### Assigned task
Copy each line of the data exactly. Leave nothing out.

### Provided material
.....

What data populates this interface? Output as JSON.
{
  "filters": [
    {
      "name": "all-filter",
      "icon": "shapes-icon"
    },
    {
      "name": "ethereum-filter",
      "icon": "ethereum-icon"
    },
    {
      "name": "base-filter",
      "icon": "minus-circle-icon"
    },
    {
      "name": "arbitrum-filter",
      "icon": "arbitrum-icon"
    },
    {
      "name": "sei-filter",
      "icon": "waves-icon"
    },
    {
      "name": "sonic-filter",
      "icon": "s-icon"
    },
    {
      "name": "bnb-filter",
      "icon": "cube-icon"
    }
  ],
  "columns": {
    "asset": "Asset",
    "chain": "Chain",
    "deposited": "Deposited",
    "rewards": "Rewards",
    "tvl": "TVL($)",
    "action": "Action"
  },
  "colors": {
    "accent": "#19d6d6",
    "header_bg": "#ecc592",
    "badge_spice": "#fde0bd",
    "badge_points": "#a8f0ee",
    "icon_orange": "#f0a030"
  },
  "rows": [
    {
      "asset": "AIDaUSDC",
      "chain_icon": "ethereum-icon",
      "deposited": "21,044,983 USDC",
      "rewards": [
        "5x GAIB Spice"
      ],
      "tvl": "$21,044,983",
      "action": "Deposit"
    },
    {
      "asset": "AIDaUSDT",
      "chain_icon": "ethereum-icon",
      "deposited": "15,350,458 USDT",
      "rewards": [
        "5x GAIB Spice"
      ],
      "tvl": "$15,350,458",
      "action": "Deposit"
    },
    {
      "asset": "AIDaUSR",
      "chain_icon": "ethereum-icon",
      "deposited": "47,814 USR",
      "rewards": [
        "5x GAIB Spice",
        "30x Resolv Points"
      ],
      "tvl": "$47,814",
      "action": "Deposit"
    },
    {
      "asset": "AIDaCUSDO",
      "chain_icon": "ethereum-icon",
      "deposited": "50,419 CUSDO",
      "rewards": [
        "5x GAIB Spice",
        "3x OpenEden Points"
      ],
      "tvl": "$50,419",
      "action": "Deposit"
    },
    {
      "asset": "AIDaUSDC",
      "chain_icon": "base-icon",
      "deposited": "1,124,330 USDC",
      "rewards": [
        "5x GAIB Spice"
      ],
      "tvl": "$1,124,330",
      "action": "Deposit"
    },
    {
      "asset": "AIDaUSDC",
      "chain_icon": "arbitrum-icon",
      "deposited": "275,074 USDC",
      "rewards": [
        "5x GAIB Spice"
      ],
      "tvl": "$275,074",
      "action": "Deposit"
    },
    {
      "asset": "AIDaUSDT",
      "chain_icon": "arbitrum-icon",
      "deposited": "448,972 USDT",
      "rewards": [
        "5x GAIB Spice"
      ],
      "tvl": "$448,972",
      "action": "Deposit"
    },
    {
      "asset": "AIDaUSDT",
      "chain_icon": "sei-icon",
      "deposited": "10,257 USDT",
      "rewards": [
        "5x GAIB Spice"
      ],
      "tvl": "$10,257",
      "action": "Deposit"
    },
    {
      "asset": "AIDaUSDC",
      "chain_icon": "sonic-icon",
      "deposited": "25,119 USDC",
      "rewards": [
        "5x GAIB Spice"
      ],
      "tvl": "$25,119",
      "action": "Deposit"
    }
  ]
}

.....

### Answer space
What data populates this interface? Output as JSON.
{
  "filters": [
    {
      "name": "all-filter",
      "icon": "shapes-icon"
    },
    {
      "name": "ethereum-filter",
      "icon": "ethereum-icon"
    },
    {
      "name": "base-filter",
      "icon": "minus-circle-icon"
    },
    {
      "name": "arbitrum-filter",
      "icon": "arbitrum-icon"
    },
    {
      "name": "sei-filter",
      "icon": "waves-icon"
    },
    {
      "name": "sonic-filter",
      "icon": "s-icon"
    },
    {
      "name": "bnb-filter",
      "icon": "cube-icon"
    }
  ],
  "columns": {
    "asset": "Asset",
    "chain": "Chain",
    "deposited": "Deposited",
    "rewards": "Rewards",
    "tvl": "TVL($)",
    "action": "Action"
  },
  "colors": {
    "accent": "#19d6d6",
    "header_bg": "#ecc592",
    "badge_spice": "#fde0bd",
    "badge_points": "#a8f0ee",
    "icon_orange": "#f0a030"
  },
  "rows": [
    {
      "asset": "AIDaUSDC",
      "chain_icon": "ethereum-icon",
      "deposited": "21,044,983 USDC",
      "rewards": [
        "5x GAIB Spice"
      ],
      "tvl": "$21,044,983",
      "action": "Deposit"
    },
    {
      "asset": "AIDaUSDT",
      "chain_icon": "ethereum-icon",
      "deposited": "15,350,458 USDT",
      "rewards": [
        "5x GAIB Spice"
      ],
      "tvl": "$15,350,458",
      "action": "Deposit"
    },
    {
      "asset": "AIDaUSR",
      "chain_icon": "ethereum-icon",
      "deposited": "47,814 USR",
      "rewards": [
        "5x GAIB Spice",
        "30x Resolv Points"
      ],
      "tvl": "$47,814",
      "action": "Deposit"
    },
    {
      "asset": "AIDaCUSDO",
      "chain_icon": "ethereum-icon",
      "deposited": "50,419 CUSDO",
      "rewards": [
        "5x GAIB Spice",
        "3x OpenEden Points"
      ],
      "tvl": "$50,419",
      "action": "Deposit"
    },
    {
      "asset": "AIDaUSDC",
      "chain_icon": "base-icon",
      "deposited": "1,124,330 USDC",
      "rewards": [
        "5x GAIB Spice"
      ],
      "tvl": "$1,124,330",
      "action": "Deposit"
    },
    {
      "asset": "AIDaUSDC",
      "chain_icon": "arbitrum-icon",
      "deposited": "275,074 USDC",
      "rewards": [
        "5x GAIB Spice"
      ],
      "tvl": "$275,074",
      "action": "Deposit"
    },
    {
      "asset": "AIDaUSDT",
      "chain_icon": "arbitrum-icon",
      "deposited": "448,972 USDT",
      "rewards": [
        "5x GAIB Spice"
      ],
      "tvl": "$448,972",
      "action": "Deposit"
    },
    {
      "asset": "AIDaUSDT",
      "chain_icon": "sei-icon",
      "deposited": "10,257 USDT",
      "rewards": [
        "5x GAIB Spice"
      ],
      "tvl": "$10,257",
      "action": "Deposit"
    },
    {
      "asset": "AIDaUSDC",
      "chain_icon": "sonic-icon",
      "deposited": "25,119 USDC",
      "rewards": [
        "5x GAIB Spice"
      ],
      "tvl": "$25,119",
      "action": "Deposit"
    }
  ]
}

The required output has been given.